### [Exercise requirements]
Pick each line containing the word "Shopping" out of the data below.
Top of Provided records
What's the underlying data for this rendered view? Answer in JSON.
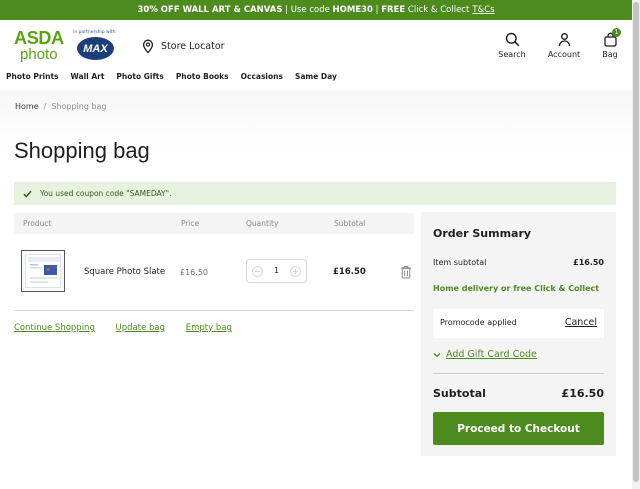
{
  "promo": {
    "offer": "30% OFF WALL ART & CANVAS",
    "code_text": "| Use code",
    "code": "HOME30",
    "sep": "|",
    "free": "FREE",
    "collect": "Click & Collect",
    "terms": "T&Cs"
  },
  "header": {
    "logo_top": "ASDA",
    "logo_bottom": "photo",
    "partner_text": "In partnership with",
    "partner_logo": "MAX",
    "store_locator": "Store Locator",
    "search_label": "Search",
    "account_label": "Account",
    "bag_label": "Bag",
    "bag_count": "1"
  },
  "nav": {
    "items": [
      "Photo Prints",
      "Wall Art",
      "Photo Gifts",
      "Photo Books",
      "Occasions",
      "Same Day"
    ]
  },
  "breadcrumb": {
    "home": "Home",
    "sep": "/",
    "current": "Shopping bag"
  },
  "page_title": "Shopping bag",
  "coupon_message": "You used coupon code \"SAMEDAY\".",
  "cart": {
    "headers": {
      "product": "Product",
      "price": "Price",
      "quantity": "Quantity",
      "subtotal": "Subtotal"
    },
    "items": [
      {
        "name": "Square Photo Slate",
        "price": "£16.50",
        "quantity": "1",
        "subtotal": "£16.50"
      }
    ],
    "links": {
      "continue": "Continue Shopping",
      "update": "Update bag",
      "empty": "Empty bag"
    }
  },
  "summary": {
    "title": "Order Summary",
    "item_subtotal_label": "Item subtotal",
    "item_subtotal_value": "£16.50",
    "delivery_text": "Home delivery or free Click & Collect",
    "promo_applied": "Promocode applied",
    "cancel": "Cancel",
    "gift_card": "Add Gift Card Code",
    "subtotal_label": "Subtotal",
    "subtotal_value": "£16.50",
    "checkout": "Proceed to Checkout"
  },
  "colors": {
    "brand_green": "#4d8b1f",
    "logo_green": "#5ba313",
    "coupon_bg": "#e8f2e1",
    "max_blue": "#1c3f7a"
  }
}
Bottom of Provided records
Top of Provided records
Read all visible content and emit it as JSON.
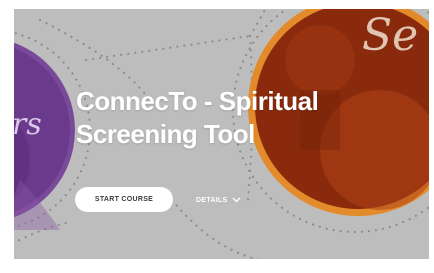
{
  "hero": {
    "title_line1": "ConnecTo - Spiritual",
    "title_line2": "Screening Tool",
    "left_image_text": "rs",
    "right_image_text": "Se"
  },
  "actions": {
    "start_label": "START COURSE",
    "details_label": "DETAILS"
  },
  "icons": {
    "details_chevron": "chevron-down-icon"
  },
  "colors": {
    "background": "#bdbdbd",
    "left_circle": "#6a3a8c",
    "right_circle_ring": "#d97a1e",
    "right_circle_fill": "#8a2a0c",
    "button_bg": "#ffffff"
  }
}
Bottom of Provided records
### [Solution to this task]
    "current": "Shopping bag"
  "page_title": "Shopping bag",
      "continue": "Continue Shopping",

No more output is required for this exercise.